The Hamlyn Symposium on Medical Robotics held in London, ranged from keynote addresses by Intuitive Surgical’s CEO and Titan Medical’s CEO on robotic surgical advancements to surgical robots retrieving foreign bodies from a beating heart. Hamlyn grew from Imperial’s Cross Faculty Workshops to an international forum for clinicians, engineers and researchers to exchange ideas and explore new challenges in healthcare technologies. Presentation topics ranged from training and clinical outcomes, image guidance in robotic surgery, as mentioned above, to new clinical approaches and pilot studies on evaluations in the control of a flexible surgical robot. The number of countries involved in robotic surgical advancements was impressive.
At HPSN World, convened June 30-July 2 in San Francisco, Michael Bernstein, the President of CAE Healthcare, in his opening address, encouraged companies to form an alliance to improve healthcare much as the airlines did. He discussed the fact that medical error accounts for as many deaths as five jumbo jets crashing each week.
The conference keynoter gave an impressive presentation on the importance of team training.
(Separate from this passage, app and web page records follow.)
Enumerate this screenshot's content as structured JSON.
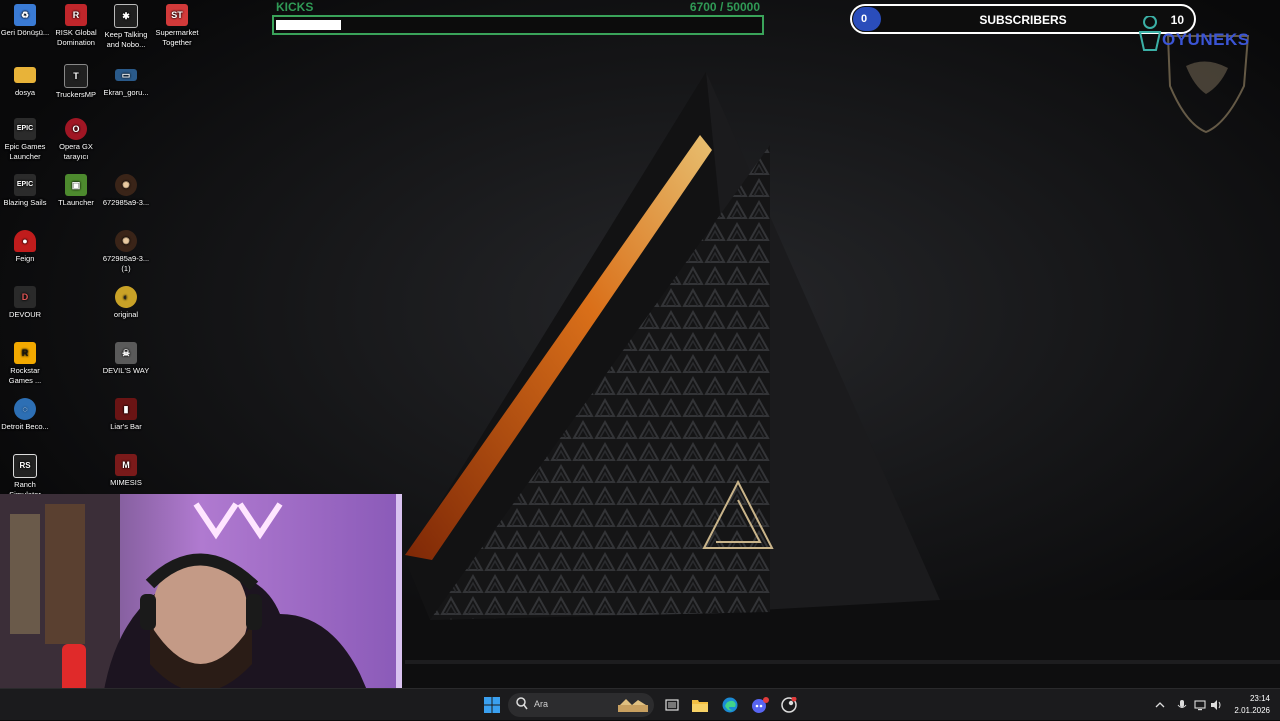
{
  "overlay": {
    "kicks": {
      "label": "KICKS",
      "current": "6700",
      "goal": "/ 50000",
      "progress": 0.134
    },
    "subscribers": {
      "count": "0",
      "label": "SUBSCRIBERS",
      "goal": "10"
    },
    "brand": {
      "text": "OYUNEKS"
    }
  },
  "desktop_icons": [
    {
      "label": "Geri Dönüşü...",
      "icon": "recycle-bin-icon",
      "color": "#3a7bd5",
      "glyph": "♻"
    },
    {
      "label": "RISK Global Domination",
      "icon": "risk-game-icon",
      "color": "#c0262b",
      "glyph": "R"
    },
    {
      "label": "Keep Talking and Nobo...",
      "icon": "bomb-game-icon",
      "color": "#1f1f1f",
      "glyph": "✱"
    },
    {
      "label": "Supermarket Together",
      "icon": "supermarket-game-icon",
      "color": "#d23a3a",
      "glyph": "ST"
    },
    {
      "label": "dosya",
      "icon": "folder-icon",
      "color": "#e8b339",
      "glyph": ""
    },
    {
      "label": "TruckersMP",
      "icon": "truckersmp-icon",
      "color": "#202020",
      "glyph": "T"
    },
    {
      "label": "Ekran_goru...",
      "icon": "screenshot-file-icon",
      "color": "#2a5a8a",
      "glyph": "▭"
    },
    {
      "label": "Epic Games Launcher",
      "icon": "epic-games-icon",
      "color": "#2b2b2b",
      "glyph": "EPIC"
    },
    {
      "label": "Opera GX tarayıcı",
      "icon": "opera-gx-icon",
      "color": "#a01624",
      "glyph": "O"
    },
    {
      "label": "Blazing Sails",
      "icon": "epic-games-icon",
      "color": "#2b2b2b",
      "glyph": "EPIC"
    },
    {
      "label": "TLauncher",
      "icon": "tlauncher-icon",
      "color": "#4d8a2e",
      "glyph": "▣"
    },
    {
      "label": "672985a9-3...",
      "icon": "game-shortcut-icon",
      "color": "#3a2418",
      "glyph": "✺"
    },
    {
      "label": "Feign",
      "icon": "feign-game-icon",
      "color": "#c01c1c",
      "glyph": "●"
    },
    {
      "label": "672985a9-3... (1)",
      "icon": "game-shortcut-icon",
      "color": "#3a2418",
      "glyph": "✺"
    },
    {
      "label": "DEVOUR",
      "icon": "devour-game-icon",
      "color": "#2a2a2a",
      "glyph": "D"
    },
    {
      "label": "original",
      "icon": "original-game-icon",
      "color": "#c9a227",
      "glyph": "◐"
    },
    {
      "label": "Rockstar Games ...",
      "icon": "rockstar-games-icon",
      "color": "#f2a900",
      "glyph": "R"
    },
    {
      "label": "DEVIL'S WAY",
      "icon": "devils-way-icon",
      "color": "#5a5a5a",
      "glyph": "☠"
    },
    {
      "label": "Detroit Beco...",
      "icon": "detroit-game-icon",
      "color": "#2d6fb4",
      "glyph": "◌"
    },
    {
      "label": "Liar's Bar",
      "icon": "liars-bar-icon",
      "color": "#6a1414",
      "glyph": "▮"
    },
    {
      "label": "Ranch Simulator",
      "icon": "ranch-simulator-icon",
      "color": "#222",
      "glyph": "RS"
    },
    {
      "label": "MIMESIS",
      "icon": "mimesis-icon",
      "color": "#7a1a1a",
      "glyph": "M"
    }
  ],
  "taskbar": {
    "search_placeholder": "Ara",
    "clock_time": "23:14",
    "clock_date": "2.01.2026"
  }
}
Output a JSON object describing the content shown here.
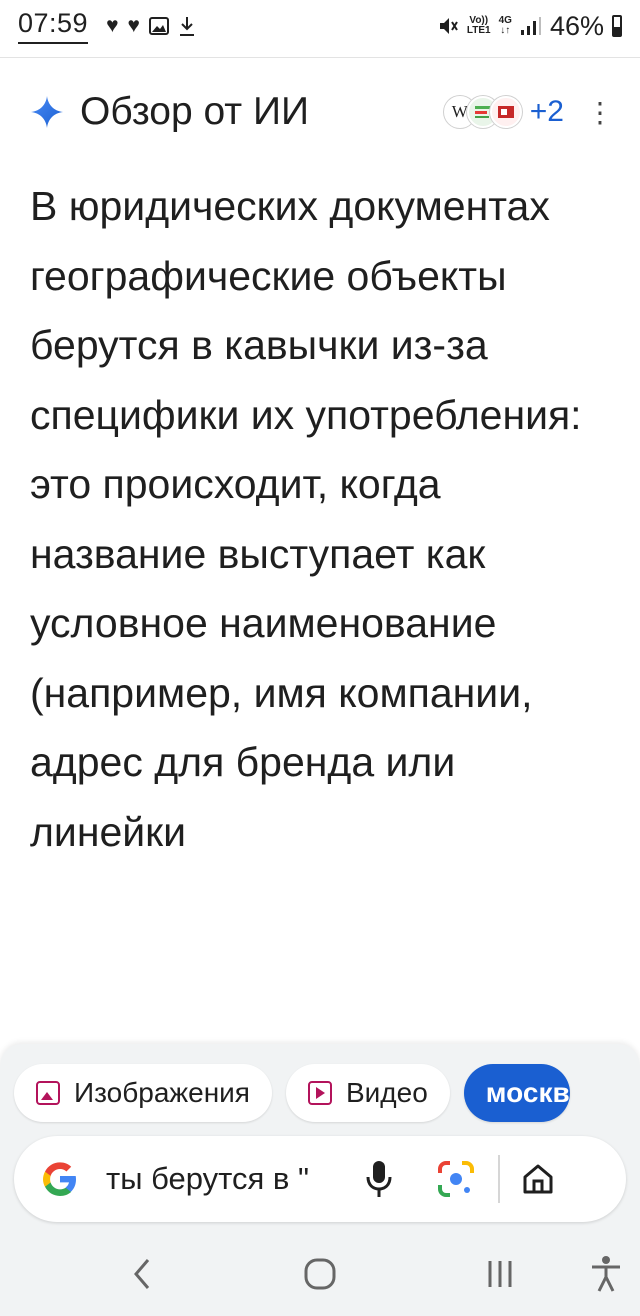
{
  "status_bar": {
    "time": "07:59",
    "volte_top": "Vo))",
    "volte_bottom": "LTE1",
    "network": "4G",
    "battery_percent": "46%",
    "battery_level": 0.46
  },
  "ai_overview": {
    "title": "Обзор от ИИ",
    "source_w": "W",
    "sources_more": "+2",
    "body": "В юридических документах географические объекты берутся в кавычки из-за специфики их употребления: это происходит, когда название выступает как условное наименование (например, имя компании, адрес для бренда или линейки"
  },
  "chips": [
    {
      "label": "Изображения"
    },
    {
      "label": "Видео"
    },
    {
      "label": "москв"
    }
  ],
  "search": {
    "query": "ты берутся в \""
  },
  "colors": {
    "accent": "#1a5fd1",
    "chip_icon": "#b3135b"
  }
}
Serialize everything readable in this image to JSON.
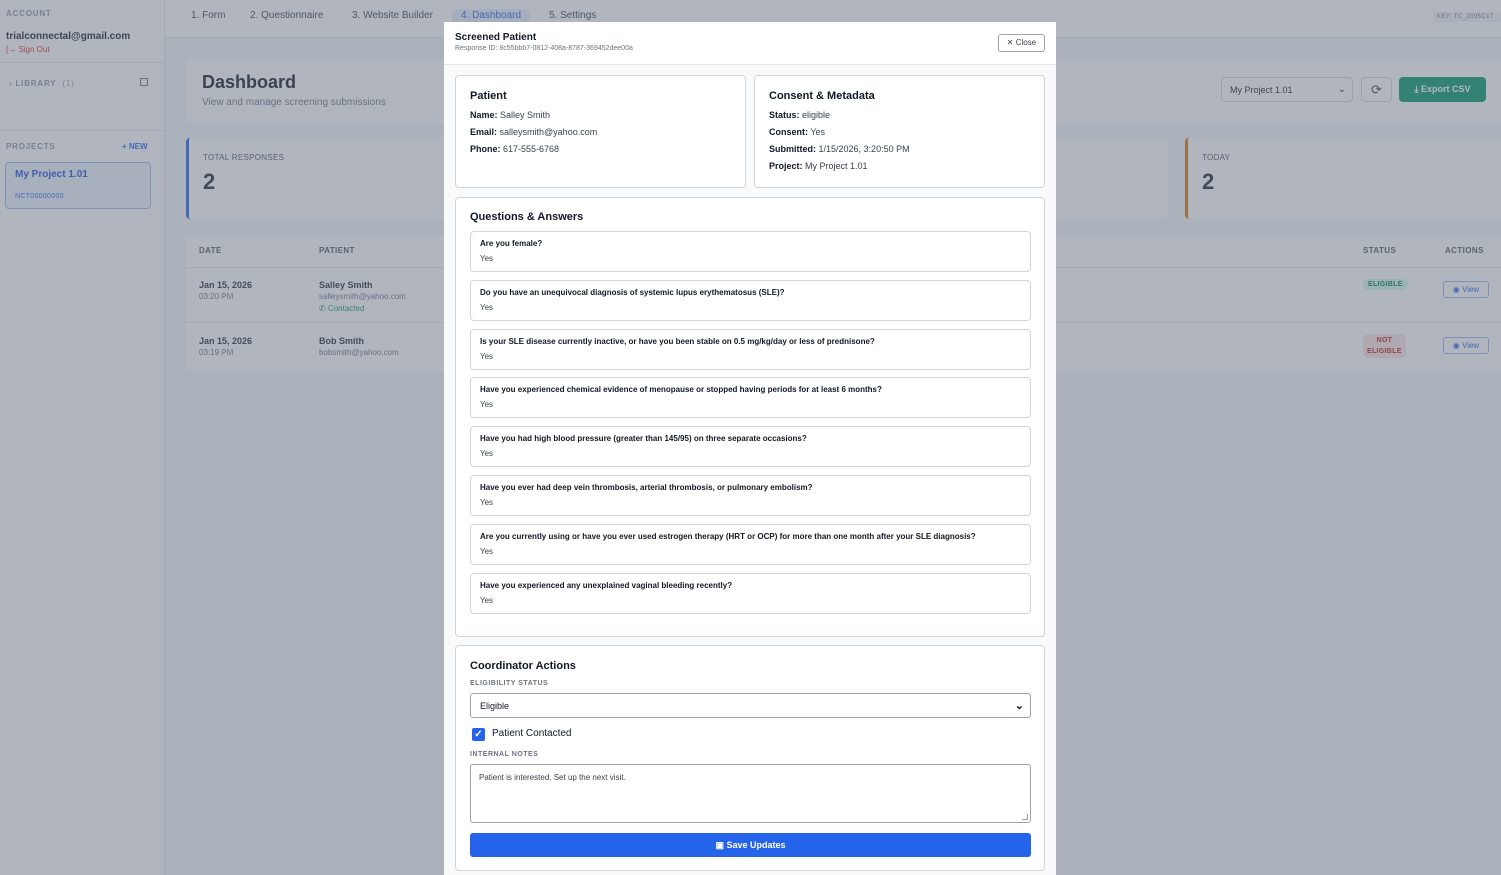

Presenters from around the globe highlighted best practices and new simulation technologies including a sneak peek at the CAE Childbirth Simulator that is due out in 2014.
A number of sessions talked about the art of debriefing and how important it was in simulation.
Throughout the conference simulations were conducted on the show floor as they were at NPSF.
Mobile rural healthcare simulation and training was a key issues that many US states have to deal with and developing realistic scenarios that meet the needs of a rural, almost all volunteer EMS team and limited hospital facilities, was a topic of interest as were the sessions on scenario development, team training, core skills training and effective evaluation.